» Work instructions
Say how many lines in the entries hold the string "images", giving the number by itself.

Dataset entries: Begin

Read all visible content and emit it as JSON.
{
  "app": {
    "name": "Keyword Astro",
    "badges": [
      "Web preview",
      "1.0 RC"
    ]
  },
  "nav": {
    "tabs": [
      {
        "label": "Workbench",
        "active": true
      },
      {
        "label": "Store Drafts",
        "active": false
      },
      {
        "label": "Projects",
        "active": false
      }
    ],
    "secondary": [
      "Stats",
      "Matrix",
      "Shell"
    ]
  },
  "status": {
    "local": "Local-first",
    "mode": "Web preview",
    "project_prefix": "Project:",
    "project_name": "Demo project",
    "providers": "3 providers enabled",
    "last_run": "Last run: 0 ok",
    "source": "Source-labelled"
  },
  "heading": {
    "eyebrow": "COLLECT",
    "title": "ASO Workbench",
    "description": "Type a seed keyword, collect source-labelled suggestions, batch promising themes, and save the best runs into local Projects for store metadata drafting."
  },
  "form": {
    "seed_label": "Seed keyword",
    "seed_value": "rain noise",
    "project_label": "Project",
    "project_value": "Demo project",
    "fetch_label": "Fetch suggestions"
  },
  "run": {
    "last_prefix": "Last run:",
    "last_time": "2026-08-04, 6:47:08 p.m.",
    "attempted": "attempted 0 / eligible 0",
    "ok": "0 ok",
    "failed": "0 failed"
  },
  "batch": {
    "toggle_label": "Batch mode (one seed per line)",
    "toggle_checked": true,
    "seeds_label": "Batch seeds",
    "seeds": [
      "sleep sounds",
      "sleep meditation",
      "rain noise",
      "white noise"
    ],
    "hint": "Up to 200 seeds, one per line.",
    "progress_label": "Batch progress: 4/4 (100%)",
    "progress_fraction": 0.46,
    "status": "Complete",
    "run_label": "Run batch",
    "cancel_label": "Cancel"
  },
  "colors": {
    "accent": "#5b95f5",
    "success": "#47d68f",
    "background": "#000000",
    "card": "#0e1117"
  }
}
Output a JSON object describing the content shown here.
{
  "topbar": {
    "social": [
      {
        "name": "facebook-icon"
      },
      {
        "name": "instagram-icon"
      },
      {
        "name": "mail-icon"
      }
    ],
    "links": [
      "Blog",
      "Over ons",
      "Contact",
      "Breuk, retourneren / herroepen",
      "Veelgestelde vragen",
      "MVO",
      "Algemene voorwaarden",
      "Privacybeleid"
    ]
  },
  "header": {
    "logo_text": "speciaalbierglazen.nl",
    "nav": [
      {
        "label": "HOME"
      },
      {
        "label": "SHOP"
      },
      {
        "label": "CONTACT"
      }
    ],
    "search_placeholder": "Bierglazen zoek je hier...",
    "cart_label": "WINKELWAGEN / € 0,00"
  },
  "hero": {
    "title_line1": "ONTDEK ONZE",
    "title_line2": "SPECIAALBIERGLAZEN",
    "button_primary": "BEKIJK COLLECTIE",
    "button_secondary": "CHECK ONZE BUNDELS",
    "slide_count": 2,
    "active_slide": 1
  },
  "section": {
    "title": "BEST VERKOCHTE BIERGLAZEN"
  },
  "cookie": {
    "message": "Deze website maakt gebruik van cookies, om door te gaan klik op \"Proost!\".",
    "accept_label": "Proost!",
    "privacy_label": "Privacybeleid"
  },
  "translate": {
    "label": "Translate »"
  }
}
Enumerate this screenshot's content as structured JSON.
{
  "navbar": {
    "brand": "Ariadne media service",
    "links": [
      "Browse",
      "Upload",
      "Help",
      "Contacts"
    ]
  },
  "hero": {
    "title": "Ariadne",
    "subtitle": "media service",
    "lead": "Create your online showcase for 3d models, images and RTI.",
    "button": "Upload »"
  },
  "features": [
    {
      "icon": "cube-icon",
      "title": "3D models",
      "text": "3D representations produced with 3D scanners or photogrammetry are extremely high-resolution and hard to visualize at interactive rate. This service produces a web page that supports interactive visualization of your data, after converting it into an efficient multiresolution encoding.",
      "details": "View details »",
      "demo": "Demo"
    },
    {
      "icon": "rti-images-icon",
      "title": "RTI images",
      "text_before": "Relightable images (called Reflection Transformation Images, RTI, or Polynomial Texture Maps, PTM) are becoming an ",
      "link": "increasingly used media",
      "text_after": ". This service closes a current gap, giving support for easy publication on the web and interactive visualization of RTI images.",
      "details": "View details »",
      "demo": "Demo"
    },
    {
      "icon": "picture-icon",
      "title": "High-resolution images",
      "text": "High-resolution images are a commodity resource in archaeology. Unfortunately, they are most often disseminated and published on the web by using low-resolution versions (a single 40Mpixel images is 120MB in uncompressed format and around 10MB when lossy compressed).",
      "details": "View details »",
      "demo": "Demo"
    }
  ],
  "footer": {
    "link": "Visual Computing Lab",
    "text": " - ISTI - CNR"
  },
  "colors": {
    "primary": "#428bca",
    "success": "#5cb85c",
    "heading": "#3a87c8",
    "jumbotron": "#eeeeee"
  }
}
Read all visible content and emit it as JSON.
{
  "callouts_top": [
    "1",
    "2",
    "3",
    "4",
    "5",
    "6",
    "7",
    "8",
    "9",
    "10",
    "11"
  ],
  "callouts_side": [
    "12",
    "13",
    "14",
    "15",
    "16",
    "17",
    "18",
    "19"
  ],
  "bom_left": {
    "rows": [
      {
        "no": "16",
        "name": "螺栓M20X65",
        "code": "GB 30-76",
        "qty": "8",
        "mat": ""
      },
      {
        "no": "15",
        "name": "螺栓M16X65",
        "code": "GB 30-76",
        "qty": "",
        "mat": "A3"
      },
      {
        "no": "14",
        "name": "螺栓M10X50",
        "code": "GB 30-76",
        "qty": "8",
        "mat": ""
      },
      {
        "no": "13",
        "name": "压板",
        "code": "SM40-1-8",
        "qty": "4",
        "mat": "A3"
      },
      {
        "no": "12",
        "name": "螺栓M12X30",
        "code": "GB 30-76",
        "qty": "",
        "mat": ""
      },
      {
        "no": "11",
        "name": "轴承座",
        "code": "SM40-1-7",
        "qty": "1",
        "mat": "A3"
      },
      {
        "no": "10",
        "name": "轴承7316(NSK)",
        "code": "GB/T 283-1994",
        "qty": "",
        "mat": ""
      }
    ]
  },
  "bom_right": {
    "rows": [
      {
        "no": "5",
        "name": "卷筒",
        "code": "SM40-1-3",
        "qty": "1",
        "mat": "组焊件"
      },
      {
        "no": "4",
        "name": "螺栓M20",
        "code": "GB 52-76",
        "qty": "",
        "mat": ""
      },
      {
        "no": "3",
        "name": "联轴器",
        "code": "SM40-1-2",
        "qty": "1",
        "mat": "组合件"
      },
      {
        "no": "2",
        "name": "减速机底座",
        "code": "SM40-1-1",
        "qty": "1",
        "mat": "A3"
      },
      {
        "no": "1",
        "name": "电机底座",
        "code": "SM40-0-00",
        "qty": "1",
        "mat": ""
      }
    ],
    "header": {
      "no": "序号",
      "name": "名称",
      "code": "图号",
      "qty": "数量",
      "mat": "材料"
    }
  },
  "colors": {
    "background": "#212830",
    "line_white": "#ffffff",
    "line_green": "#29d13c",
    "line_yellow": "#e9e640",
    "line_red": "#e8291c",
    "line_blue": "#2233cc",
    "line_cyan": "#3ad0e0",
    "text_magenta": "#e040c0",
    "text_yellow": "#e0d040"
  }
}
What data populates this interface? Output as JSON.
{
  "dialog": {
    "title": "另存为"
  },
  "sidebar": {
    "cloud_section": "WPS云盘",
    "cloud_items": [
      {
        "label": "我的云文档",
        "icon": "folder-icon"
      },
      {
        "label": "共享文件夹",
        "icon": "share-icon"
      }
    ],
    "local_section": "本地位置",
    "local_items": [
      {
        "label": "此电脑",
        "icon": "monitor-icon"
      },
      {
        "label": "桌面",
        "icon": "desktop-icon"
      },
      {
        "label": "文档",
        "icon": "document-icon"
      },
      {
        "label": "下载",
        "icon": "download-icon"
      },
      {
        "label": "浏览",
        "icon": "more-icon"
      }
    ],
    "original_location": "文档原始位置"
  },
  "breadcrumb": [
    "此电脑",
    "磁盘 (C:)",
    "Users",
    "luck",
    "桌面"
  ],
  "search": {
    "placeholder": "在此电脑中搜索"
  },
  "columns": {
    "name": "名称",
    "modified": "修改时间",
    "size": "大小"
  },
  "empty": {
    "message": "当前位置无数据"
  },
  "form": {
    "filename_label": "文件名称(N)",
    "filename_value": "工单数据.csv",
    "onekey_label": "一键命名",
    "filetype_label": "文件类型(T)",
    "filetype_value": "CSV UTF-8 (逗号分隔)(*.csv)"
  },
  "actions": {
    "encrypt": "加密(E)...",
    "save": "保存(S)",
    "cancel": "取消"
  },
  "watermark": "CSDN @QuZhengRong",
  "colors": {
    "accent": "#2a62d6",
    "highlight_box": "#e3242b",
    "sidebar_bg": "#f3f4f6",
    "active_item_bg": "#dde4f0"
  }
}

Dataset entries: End

» Answer section
7